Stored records
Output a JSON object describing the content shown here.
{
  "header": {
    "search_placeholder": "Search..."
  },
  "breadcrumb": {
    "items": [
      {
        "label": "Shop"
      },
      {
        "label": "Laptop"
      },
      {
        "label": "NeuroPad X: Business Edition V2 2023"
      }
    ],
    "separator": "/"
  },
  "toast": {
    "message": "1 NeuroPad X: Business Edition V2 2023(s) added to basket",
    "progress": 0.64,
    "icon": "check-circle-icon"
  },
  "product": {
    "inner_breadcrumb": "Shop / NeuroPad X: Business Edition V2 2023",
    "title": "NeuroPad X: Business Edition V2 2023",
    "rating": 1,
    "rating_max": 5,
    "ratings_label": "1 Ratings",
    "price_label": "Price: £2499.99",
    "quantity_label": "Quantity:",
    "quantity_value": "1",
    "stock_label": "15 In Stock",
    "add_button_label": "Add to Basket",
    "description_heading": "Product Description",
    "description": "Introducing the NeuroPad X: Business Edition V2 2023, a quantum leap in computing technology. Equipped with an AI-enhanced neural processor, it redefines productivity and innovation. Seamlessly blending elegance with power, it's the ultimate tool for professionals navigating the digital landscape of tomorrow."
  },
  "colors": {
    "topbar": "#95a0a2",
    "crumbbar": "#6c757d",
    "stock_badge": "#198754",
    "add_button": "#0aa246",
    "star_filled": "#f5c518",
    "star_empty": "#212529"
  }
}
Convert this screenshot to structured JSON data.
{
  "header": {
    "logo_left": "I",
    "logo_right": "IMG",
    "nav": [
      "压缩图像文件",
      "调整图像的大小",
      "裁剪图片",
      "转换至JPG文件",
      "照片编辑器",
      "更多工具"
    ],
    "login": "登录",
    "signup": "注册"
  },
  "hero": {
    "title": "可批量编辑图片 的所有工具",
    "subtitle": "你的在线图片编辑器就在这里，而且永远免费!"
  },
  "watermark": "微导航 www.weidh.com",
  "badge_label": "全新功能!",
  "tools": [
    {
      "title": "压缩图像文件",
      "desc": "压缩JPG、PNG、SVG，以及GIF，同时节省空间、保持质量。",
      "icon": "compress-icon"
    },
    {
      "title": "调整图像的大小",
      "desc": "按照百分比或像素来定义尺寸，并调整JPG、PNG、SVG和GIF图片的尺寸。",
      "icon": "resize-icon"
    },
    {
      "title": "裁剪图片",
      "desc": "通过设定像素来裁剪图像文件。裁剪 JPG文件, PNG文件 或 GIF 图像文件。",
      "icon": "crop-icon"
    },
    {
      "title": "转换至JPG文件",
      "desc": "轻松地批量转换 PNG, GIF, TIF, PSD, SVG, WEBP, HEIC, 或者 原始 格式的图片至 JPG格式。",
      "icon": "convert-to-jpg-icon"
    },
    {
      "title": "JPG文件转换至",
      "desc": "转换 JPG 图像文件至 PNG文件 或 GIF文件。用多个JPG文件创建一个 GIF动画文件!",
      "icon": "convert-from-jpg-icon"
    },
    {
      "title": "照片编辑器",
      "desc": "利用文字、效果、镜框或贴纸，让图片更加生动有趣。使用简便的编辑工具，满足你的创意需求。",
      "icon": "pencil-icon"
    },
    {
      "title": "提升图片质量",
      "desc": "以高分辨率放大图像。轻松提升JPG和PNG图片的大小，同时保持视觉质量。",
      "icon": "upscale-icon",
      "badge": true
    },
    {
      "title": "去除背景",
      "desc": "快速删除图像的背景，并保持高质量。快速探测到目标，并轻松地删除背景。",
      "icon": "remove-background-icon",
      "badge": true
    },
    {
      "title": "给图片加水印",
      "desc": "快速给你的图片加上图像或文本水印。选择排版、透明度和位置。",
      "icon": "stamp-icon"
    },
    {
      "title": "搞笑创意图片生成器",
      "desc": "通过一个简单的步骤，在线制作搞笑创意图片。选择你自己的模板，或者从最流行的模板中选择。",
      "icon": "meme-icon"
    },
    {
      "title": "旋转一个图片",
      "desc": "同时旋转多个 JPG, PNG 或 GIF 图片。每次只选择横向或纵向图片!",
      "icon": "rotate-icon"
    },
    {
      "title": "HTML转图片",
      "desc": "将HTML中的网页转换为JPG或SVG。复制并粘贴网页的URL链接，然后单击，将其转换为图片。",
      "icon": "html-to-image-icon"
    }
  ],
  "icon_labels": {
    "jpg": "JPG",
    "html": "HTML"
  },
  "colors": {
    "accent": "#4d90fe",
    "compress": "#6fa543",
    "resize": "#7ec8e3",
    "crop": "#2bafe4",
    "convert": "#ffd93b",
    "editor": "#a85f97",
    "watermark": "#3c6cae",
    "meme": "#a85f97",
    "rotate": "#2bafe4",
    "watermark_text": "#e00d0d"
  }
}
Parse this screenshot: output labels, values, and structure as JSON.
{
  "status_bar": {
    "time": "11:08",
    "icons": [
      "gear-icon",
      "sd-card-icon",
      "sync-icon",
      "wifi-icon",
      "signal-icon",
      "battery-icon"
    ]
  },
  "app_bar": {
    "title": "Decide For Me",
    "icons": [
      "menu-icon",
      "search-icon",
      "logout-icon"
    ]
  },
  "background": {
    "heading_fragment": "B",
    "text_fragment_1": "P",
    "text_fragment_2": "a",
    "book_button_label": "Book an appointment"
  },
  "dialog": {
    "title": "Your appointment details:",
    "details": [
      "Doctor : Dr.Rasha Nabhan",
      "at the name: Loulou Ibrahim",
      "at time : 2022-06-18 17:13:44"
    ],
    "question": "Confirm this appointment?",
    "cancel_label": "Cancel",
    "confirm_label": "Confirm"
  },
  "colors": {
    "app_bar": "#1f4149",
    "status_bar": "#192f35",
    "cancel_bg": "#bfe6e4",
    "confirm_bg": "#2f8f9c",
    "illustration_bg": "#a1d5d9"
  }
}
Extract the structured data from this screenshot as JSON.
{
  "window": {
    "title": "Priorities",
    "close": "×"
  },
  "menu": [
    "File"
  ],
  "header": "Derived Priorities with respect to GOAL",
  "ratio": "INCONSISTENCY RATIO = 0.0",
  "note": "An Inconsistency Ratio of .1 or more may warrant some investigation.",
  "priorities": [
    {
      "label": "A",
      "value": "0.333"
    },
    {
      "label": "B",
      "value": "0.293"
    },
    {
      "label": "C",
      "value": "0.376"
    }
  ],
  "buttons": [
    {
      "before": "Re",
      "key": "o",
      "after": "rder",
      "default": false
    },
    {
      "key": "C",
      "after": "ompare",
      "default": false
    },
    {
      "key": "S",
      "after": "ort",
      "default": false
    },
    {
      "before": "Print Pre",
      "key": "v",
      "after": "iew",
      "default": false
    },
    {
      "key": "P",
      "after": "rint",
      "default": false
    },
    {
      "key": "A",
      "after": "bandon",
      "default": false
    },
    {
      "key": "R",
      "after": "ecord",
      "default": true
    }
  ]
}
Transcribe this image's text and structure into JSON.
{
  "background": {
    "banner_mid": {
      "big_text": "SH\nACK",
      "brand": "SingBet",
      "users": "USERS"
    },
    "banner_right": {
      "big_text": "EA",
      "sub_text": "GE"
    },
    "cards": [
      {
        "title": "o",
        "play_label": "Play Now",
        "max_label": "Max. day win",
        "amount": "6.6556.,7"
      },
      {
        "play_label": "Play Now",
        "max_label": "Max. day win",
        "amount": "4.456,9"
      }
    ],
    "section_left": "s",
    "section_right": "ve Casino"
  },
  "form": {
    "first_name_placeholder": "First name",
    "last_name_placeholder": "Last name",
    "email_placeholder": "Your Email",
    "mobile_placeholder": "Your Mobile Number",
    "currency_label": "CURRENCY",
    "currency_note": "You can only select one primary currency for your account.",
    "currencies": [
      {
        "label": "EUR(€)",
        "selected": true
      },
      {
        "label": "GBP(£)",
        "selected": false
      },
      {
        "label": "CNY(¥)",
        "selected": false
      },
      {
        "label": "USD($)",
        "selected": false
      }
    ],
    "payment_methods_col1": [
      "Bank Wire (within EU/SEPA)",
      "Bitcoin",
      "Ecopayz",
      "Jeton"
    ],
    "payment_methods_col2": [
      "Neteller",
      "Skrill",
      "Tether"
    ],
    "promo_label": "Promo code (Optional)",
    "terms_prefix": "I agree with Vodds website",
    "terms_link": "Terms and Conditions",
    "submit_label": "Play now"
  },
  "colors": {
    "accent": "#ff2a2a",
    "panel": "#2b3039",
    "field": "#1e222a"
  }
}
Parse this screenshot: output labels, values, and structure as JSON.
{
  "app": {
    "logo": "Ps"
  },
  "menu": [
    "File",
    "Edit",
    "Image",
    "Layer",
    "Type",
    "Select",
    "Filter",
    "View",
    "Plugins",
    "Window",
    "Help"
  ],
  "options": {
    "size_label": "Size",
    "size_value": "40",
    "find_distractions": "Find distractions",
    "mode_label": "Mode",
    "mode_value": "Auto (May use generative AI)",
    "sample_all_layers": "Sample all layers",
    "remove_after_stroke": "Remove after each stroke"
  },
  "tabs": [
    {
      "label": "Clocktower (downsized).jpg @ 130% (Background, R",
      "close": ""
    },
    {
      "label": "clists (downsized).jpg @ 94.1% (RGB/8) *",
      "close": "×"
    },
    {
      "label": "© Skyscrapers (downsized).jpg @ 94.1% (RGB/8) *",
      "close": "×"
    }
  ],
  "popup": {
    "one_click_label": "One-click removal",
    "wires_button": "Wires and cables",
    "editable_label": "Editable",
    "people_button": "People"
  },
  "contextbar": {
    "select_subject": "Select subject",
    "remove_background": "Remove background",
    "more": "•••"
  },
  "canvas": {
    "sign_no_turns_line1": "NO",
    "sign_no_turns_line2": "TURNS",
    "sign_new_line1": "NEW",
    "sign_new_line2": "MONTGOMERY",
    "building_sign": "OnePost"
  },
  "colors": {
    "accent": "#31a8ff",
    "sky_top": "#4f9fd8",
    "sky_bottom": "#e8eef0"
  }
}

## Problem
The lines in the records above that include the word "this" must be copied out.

## Written answer
Convert this screenshot to structured JSON data.
Parse this screenshot: output labels, values, and structure as JSON.
    "question": "Confirm this appointment?",
Extract the structured data from this screenshot as JSON.
Transcribe this image's text and structure into JSON.
Parse this screenshot: output labels, values, and structure as JSON.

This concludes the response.